Pictures are to be excluded. Please print only the lines from the one containing "Extract the structured" through the end of the data, exactly as they appear.

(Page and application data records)
§ §
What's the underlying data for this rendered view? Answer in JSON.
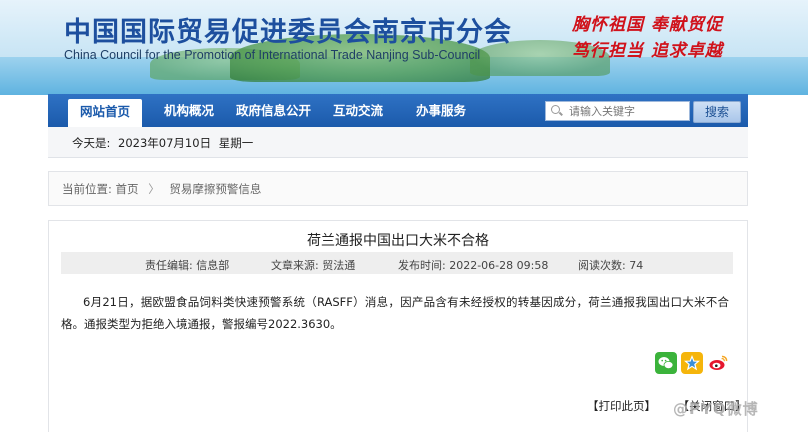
{
  "header": {
    "title_cn": "中国国际贸易促进委员会南京市分会",
    "title_en": "China Council for the Promotion of International Trade Nanjing Sub-Council",
    "slogan_line1": "胸怀祖国 奉献贸促",
    "slogan_line2": "笃行担当 追求卓越"
  },
  "nav": {
    "items": [
      {
        "label": "网站首页",
        "active": true
      },
      {
        "label": "机构概况"
      },
      {
        "label": "政府信息公开"
      },
      {
        "label": "互动交流"
      },
      {
        "label": "办事服务"
      }
    ],
    "search_placeholder": "请输入关键字",
    "search_button": "搜索"
  },
  "datebar": {
    "prefix": "今天是:",
    "date": "2023年07月10日",
    "weekday": "星期一"
  },
  "breadcrumb": {
    "label": "当前位置:",
    "home": "首页",
    "current": "贸易摩擦预警信息"
  },
  "article": {
    "title": "荷兰通报中国出口大米不合格",
    "editor": "责任编辑: 信息部",
    "source": "文章来源: 贸法通",
    "published": "发布时间: 2022-06-28 09:58",
    "views": "阅读次数: 74",
    "body": "6月21日，据欧盟食品饲料类快速预警系统（RASFF）消息，因产品含有未经授权的转基因成分，荷兰通报我国出口大米不合格。通报类型为拒绝入境通报，警报编号2022.3630。",
    "print_label": "【打印此页】",
    "close_label": "【关闭窗口】"
  },
  "share_icons": [
    "wechat-icon",
    "qzone-icon",
    "weibo-icon"
  ],
  "watermark": "@PYQ微博",
  "colors": {
    "nav_blue": "#1b5aab",
    "title_blue": "#1d4f9e",
    "slogan_red": "#d0121b"
  }
}
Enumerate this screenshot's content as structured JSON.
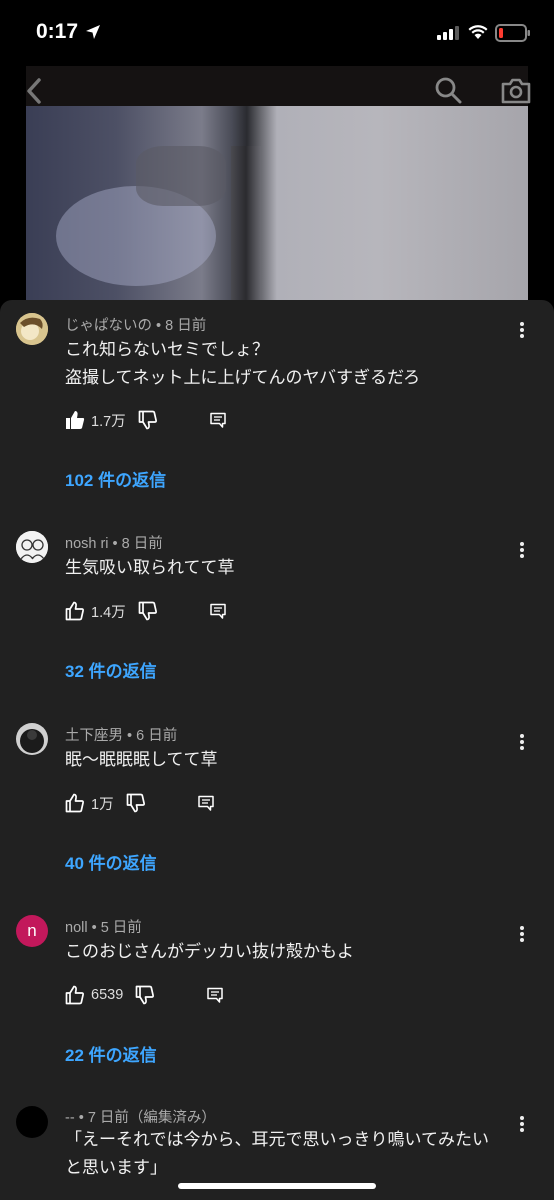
{
  "status_bar": {
    "time": "0:17"
  },
  "comments": [
    {
      "author": "じゃぱないの",
      "age": "8 日前",
      "lines": [
        "これ知らないセミでしょ？",
        "盗撮してネット上に上げてんのヤバすぎるだろ"
      ],
      "likes": "1.7万",
      "replies": "102 件の返信",
      "avatar_color": "#c9b37a",
      "avatar_letter": ""
    },
    {
      "author": "nosh ri",
      "age": "8 日前",
      "lines": [
        "生気吸い取られてて草"
      ],
      "likes": "1.4万",
      "replies": "32 件の返信",
      "avatar_color": "#e8e8e8",
      "avatar_letter": ""
    },
    {
      "author": "土下座男",
      "age": "6 日前",
      "lines": [
        "眠〜眠眠眠してて草"
      ],
      "likes": "1万",
      "replies": "40 件の返信",
      "avatar_color": "#2a2a2a",
      "avatar_letter": ""
    },
    {
      "author": "noll",
      "age": "5 日前",
      "lines": [
        "このおじさんがデッカい抜け殻かもよ"
      ],
      "likes": "6539",
      "replies": "22 件の返信",
      "avatar_color": "#c2185b",
      "avatar_letter": "n"
    },
    {
      "author": "--",
      "age": "7 日前（編集済み）",
      "lines": [
        "「えーそれでは今から、耳元で思いっきり鳴いてみたい",
        "と思います」"
      ],
      "likes": "",
      "replies": "",
      "avatar_color": "#000000",
      "avatar_letter": ""
    }
  ]
}
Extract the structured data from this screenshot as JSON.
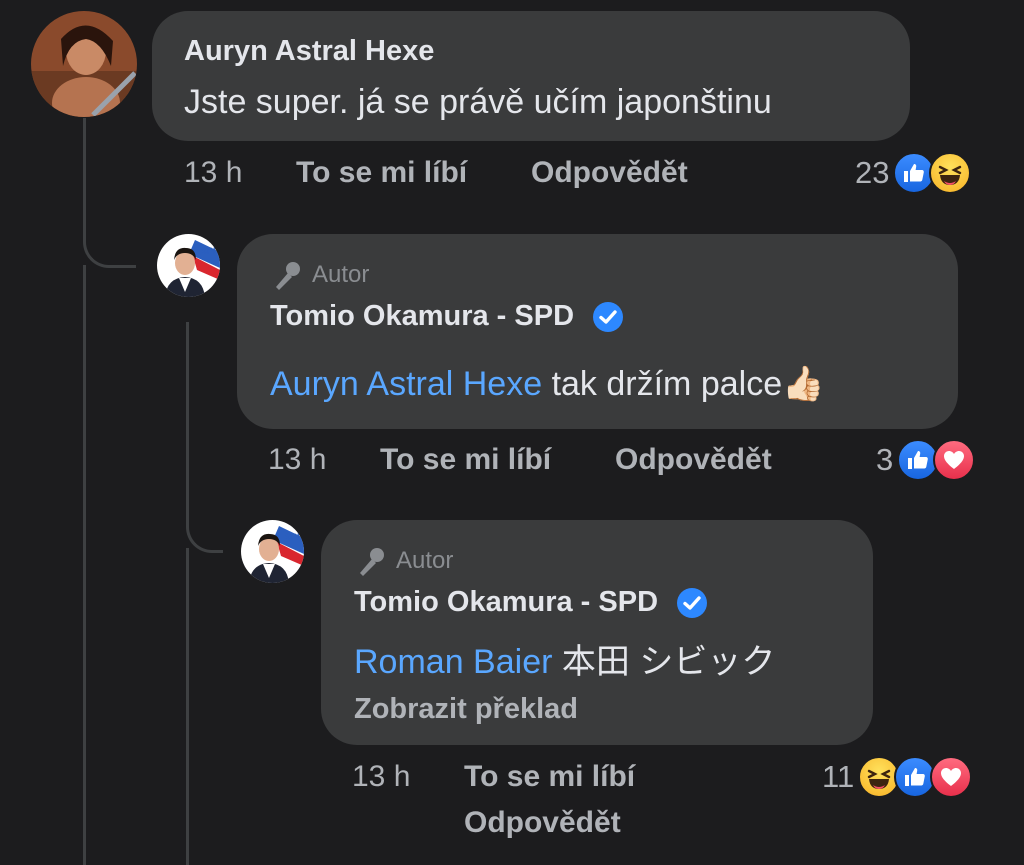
{
  "comments": [
    {
      "author": "Auryn Astral Hexe",
      "text": "Jste super. já se právě učím japonštinu",
      "time": "13 h",
      "like_label": "To se mi líbí",
      "reply_label": "Odpovědět",
      "reaction_count": "23",
      "reactions": [
        "like-icon",
        "haha-icon"
      ]
    },
    {
      "author_tag": "Autor",
      "author": "Tomio Okamura - SPD",
      "verified": true,
      "mention": "Auryn Astral Hexe",
      "text": " tak držím palce👍🏻",
      "time": "13 h",
      "like_label": "To se mi líbí",
      "reply_label": "Odpovědět",
      "reaction_count": "3",
      "reactions": [
        "like-icon",
        "love-icon"
      ]
    },
    {
      "author_tag": "Autor",
      "author": "Tomio Okamura - SPD",
      "verified": true,
      "mention": "Roman Baier",
      "text": " 本田 シビック",
      "see_translation": "Zobrazit překlad",
      "time": "13 h",
      "like_label": "To se mi líbí",
      "reply_label": "Odpovědět",
      "reaction_count": "11",
      "reactions": [
        "haha-icon",
        "like-icon",
        "love-icon"
      ]
    }
  ],
  "avatar_badge": "SPD",
  "colors": {
    "background": "#1c1c1e",
    "bubble": "#3a3b3c",
    "mention": "#5aa7ff",
    "like": "#1877f2",
    "love": "#f33e58",
    "verified": "#2d88ff"
  }
}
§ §
§ Expected answer:
Extract the structured data from this screenshot as JSON.
{
  "comments": [
    {
      "author": "Auryn Astral Hexe",
      "text": "Jste super. já se právě učím japonštinu",
      "time": "13 h",
      "like_label": "To se mi líbí",
      "reply_label": "Odpovědět",
      "reaction_count": "23",
      "reactions": [
        "like-icon",
        "haha-icon"
      ]
    },
    {
      "author_tag": "Autor",
      "author": "Tomio Okamura - SPD",
      "verified": true,
      "mention": "Auryn Astral Hexe",
      "text": " tak držím palce👍🏻",
      "time": "13 h",
      "like_label": "To se mi líbí",
      "reply_label": "Odpovědět",
      "reaction_count": "3",
      "reactions": [
        "like-icon",
        "love-icon"
      ]
    },
    {
      "author_tag": "Autor",
      "author": "Tomio Okamura - SPD",
      "verified": true,
      "mention": "Roman Baier",
      "text": " 本田 シビック",
      "see_translation": "Zobrazit překlad",
      "time": "13 h",
      "like_label": "To se mi líbí",
      "reply_label": "Odpovědět",
      "reaction_count": "11",
      "reactions": [
        "haha-icon",
        "like-icon",
        "love-icon"
      ]
    }
  ],
  "avatar_badge": "SPD",
  "colors": {
    "background": "#1c1c1e",
    "bubble": "#3a3b3c",
    "mention": "#5aa7ff",
    "like": "#1877f2",
    "love": "#f33e58",
    "verified": "#2d88ff"
  }
}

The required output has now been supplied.